We’re about to learn a lot more about the extent of the terrorist plot behind the attack on the U.S. diplomatic facility in Benghazi.
On Tuesday, a grand jury in Washington, D.C., handed down 17 new charges against Abu Ahmed Khattalah, so far the only man arrested in the murders of the four Americans in the facility that night, including U.S. Ambassador to Libya Christopher Stephens. Khattalah, who was arrested in June and arraigned in July, could face the death penalty if convicted.
According to The Washington Times, the charges confirm what was clear to most of the U.S. government—from the State Department to the Pentagon to the CIA on the ground in Libya—that the attackers who destroyed the U.S. constulate in Benghazi on Sept. 11, 2012, were well-orchestrated and well-armed and were led by a man with a clear mission in mind.
And still President Obama, Secretary of State Hillary Clinton and U.N. Ambassador Susan Rice insisted the attack was a demonstration turned violent, a reaction to an anti-Muslim video. “What difference, at this point, does it make?” Clinton yelled intemperately at senators during a testy hearing in January, 2013, “whether it was a terrorist attack or four guys out for an evening walk?” An evening walk this certainly was not.

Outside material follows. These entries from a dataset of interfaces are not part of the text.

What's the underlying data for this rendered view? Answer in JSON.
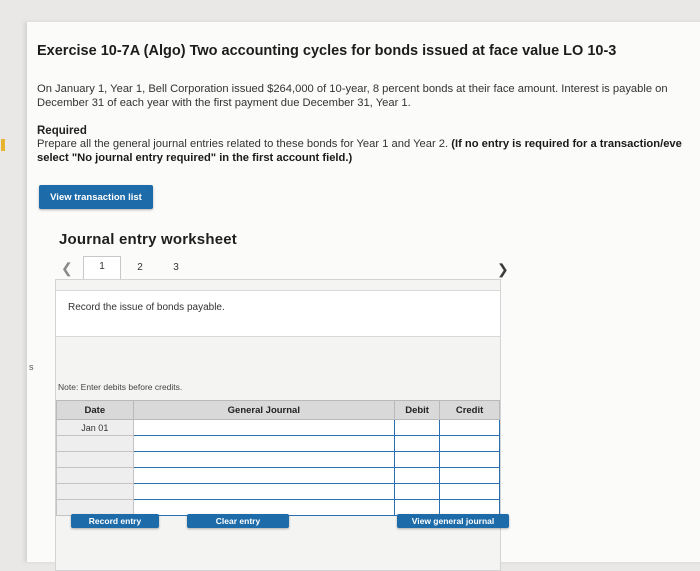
{
  "exercise": {
    "title": "Exercise 10-7A (Algo) Two accounting cycles for bonds issued at face value LO 10-3",
    "description_line1": "On January 1, Year 1, Bell Corporation issued $264,000 of 10-year, 8 percent bonds at their face amount. Interest is payable on",
    "description_line2": "December 31 of each year with the first payment due December 31, Year 1.",
    "required_label": "Required",
    "instruction_line1_plain": "Prepare all the general journal entries related to these bonds for Year 1 and Year 2. ",
    "instruction_line1_bold": "(If no entry is required for a transaction/eve",
    "instruction_line2_bold": "select \"No journal entry required\" in the first account field.)"
  },
  "margin_mark": "s",
  "buttons": {
    "view_transaction_list": "View transaction list",
    "record_entry": "Record entry",
    "clear_entry": "Clear entry",
    "view_general_journal": "View general journal"
  },
  "worksheet": {
    "title": "Journal entry worksheet",
    "tabs": [
      "1",
      "2",
      "3"
    ],
    "active_tab": "1",
    "prev_icon": "chevron-left-icon",
    "next_icon": "chevron-right-icon",
    "record_prompt": "Record the issue of bonds payable.",
    "note": "Note: Enter debits before credits.",
    "table": {
      "headers": [
        "Date",
        "General Journal",
        "Debit",
        "Credit"
      ],
      "rows": [
        {
          "date": "Jan 01",
          "account": "",
          "debit": "",
          "credit": ""
        },
        {
          "date": "",
          "account": "",
          "debit": "",
          "credit": ""
        },
        {
          "date": "",
          "account": "",
          "debit": "",
          "credit": ""
        },
        {
          "date": "",
          "account": "",
          "debit": "",
          "credit": ""
        },
        {
          "date": "",
          "account": "",
          "debit": "",
          "credit": ""
        },
        {
          "date": "",
          "account": "",
          "debit": "",
          "credit": ""
        }
      ]
    }
  },
  "colors": {
    "button_blue": "#1d6ba8",
    "input_border_blue": "#2a6fb0",
    "required_tab_gold": "#e7b431"
  }
}
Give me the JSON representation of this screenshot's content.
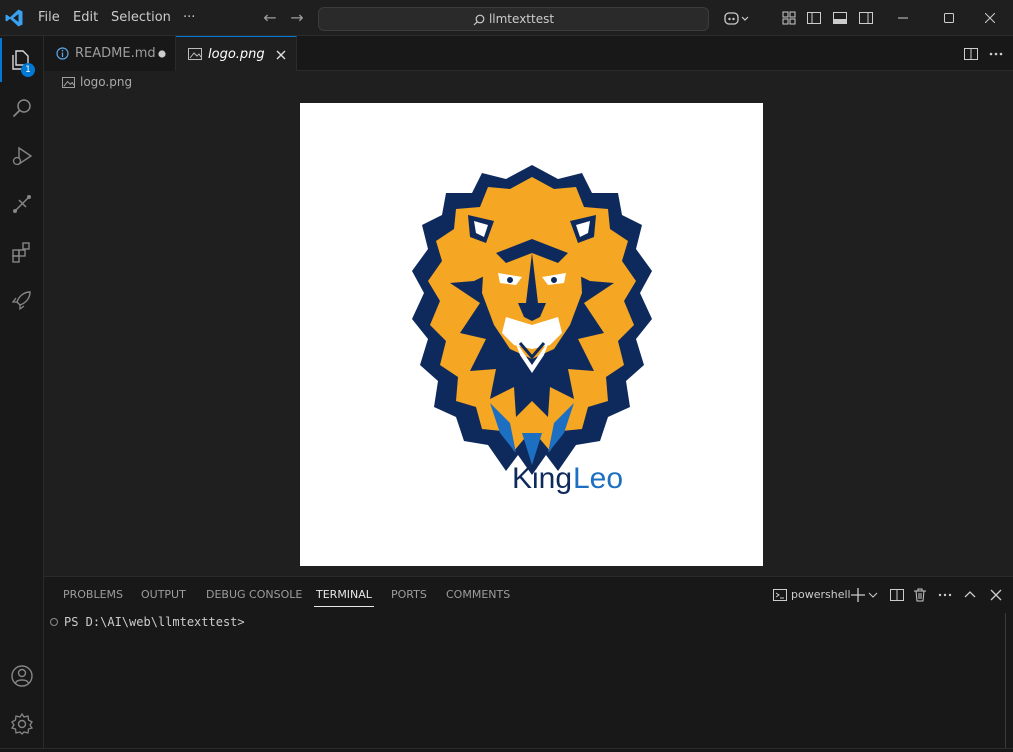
{
  "titlebar": {
    "menu": [
      "File",
      "Edit",
      "Selection",
      "···"
    ],
    "search_text": "llmtexttest",
    "accent_color": "#0078d4"
  },
  "activity_bar": {
    "explorer_badge": "1",
    "items": [
      "files-icon",
      "search-icon",
      "run-debug-icon",
      "source-control-icon",
      "extensions-icon",
      "rocket-icon",
      "account-icon",
      "gear-icon"
    ]
  },
  "tabs": [
    {
      "label": "README.md",
      "state": "modified",
      "icon": "info-icon"
    },
    {
      "label": "logo.png",
      "state": "active",
      "icon": "image-icon"
    }
  ],
  "breadcrumb": {
    "label": "logo.png"
  },
  "image": {
    "brand_king": "King",
    "brand_leo": "Leo",
    "brand_colors": {
      "navy": "#0e2a5c",
      "orange": "#f5a623",
      "blue": "#1d6fc1"
    }
  },
  "panel": {
    "tabs": [
      "PROBLEMS",
      "OUTPUT",
      "DEBUG CONSOLE",
      "TERMINAL",
      "PORTS",
      "COMMENTS"
    ],
    "active_tab": "TERMINAL",
    "shell": "powershell",
    "prompt": "PS D:\\AI\\web\\llmtexttest>"
  }
}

The arraignment, scheduled for next week, will highlight that difference. The suspect is accused of being the leader of a terrorist affiliate of Ansar al Shariah and the mastermind behind the attack on the consulate. Khattalah, according to court documents, thought the U.S. Benghazi diplomatic post to be a CIA intelligence-gathering facility, and he wanted to destroy it and get the Americans out of the city.
Khattalah has claimed that he was on the scene of the attack at 11.45 p.m. to help direct traffic. But witnesses have placed him at the scene as the mastermind. Considering this is the U.S. government’s case and that Khattalah is not just any terrorist, we are left to wonder why he was allowed to remain free, even giving interviews to U.S. news organizations for more than a year. Also, why did it take the FBI months to get into Benghazi to search the ruined consulate? It will be up to the Benghazi Select Committee to get the answers.

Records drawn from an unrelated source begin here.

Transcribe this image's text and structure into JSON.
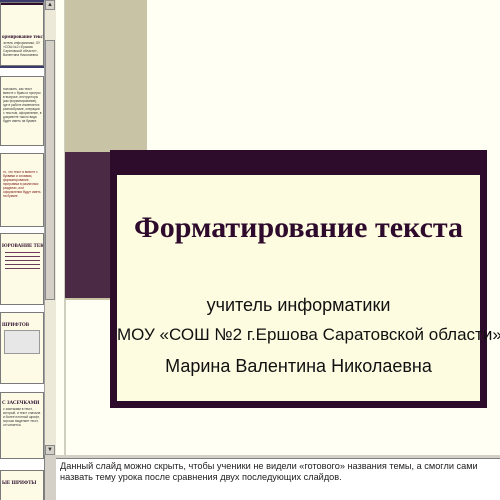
{
  "thumbnails": [
    {
      "title": "ормирование текста",
      "text": "читель информатики, ОУ «СОШ №2 г.Ершова Саратовской области», Валентина Николаевна"
    },
    {
      "title": "",
      "text": "положить, как текст вместе с буквы и пропуск в выпуске, инструкторы (как форматирование), где в работе изменяется разнообразие, операции с текстом, оформление, в документе такого вида будет иметь на бумаге."
    },
    {
      "title": "",
      "text": "то, что текст в вместе с буквами и словами, форматирование, программа в различных разделах, или оформления будут иметь на бумаге."
    },
    {
      "title": "ЮРОВАНИЕ ТЕКСТА",
      "text": ""
    },
    {
      "title": "ШРИФТОВ",
      "text": ""
    },
    {
      "title": "С ЗАСЕЧКАМИ",
      "text": "с засечками в текст, который, и текст сначала и более плотный шрифт, хорошо выделяет текст, он читается."
    },
    {
      "title": "ЫЕ ШРИФТЫ",
      "text": ""
    }
  ],
  "slide": {
    "title": "Форматирование текста",
    "line1": "учитель информатики",
    "line2": "МОУ «СОШ №2 г.Ершова  Саратовской области»",
    "line3": "Марина Валентина Николаевна"
  },
  "notes": {
    "text": "Данный слайд можно скрыть, чтобы ученики не видели «готового» названия темы, а смогли сами назвать тему урока после сравнения двух последующих слайдов."
  },
  "colors": {
    "slide_frame": "#2c0c2a",
    "slide_background": "#fdfbe0",
    "title_color": "#2e0b2c",
    "accent_panel": "#c8c3a4"
  },
  "icons": [
    "scroll-up-arrow-icon",
    "scroll-down-arrow-icon"
  ]
}
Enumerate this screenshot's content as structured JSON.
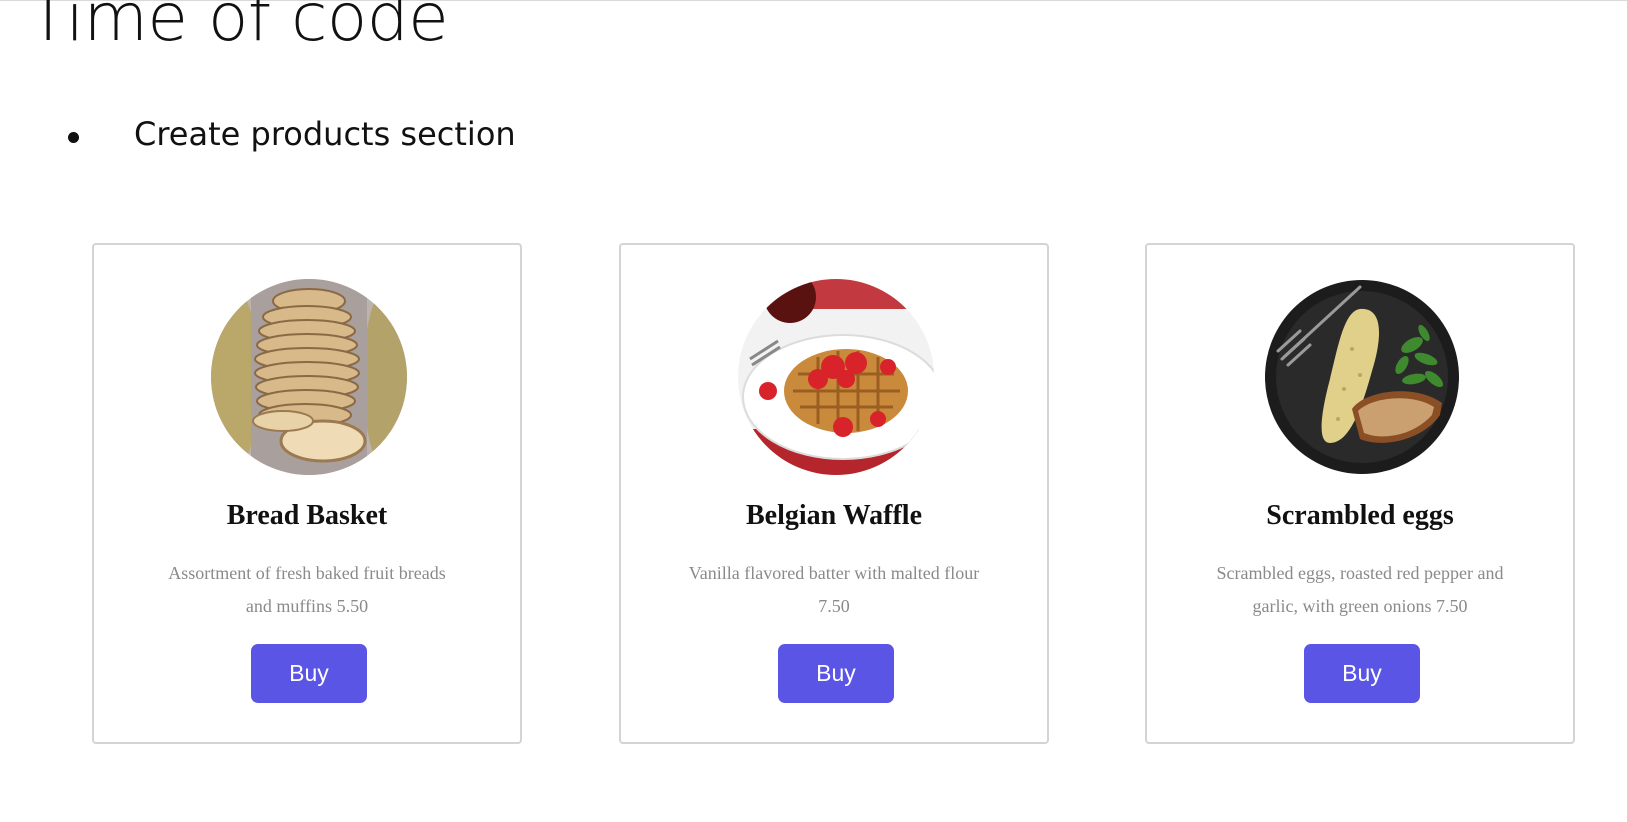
{
  "slide": {
    "title": "Time of code",
    "bullet": "Create products section"
  },
  "products": [
    {
      "name": "Bread Basket",
      "description": "Assortment of fresh baked fruit breads and muffins 5.50",
      "button_label": "Buy",
      "image_icon": "bread-photo"
    },
    {
      "name": "Belgian Waffle",
      "description": "Vanilla flavored batter with malted flour 7.50",
      "button_label": "Buy",
      "image_icon": "waffle-photo"
    },
    {
      "name": "Scrambled eggs",
      "description": "Scrambled eggs, roasted red pepper and garlic, with green onions 7.50",
      "button_label": "Buy",
      "image_icon": "eggs-photo"
    }
  ],
  "colors": {
    "button": "#5b55e6",
    "description_text": "#8a8a8a",
    "card_border": "#d4d4d4"
  }
}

Capturing Khattalah was important, as will be his trial. But through its delayed response and its apologies to Muslims for an ultimately irrelevant video, the Obama administration left an impression of weakness among terrorist groups in the Middle East. In Iraq and Syria, today, we are watching the consequences of that perception unfold.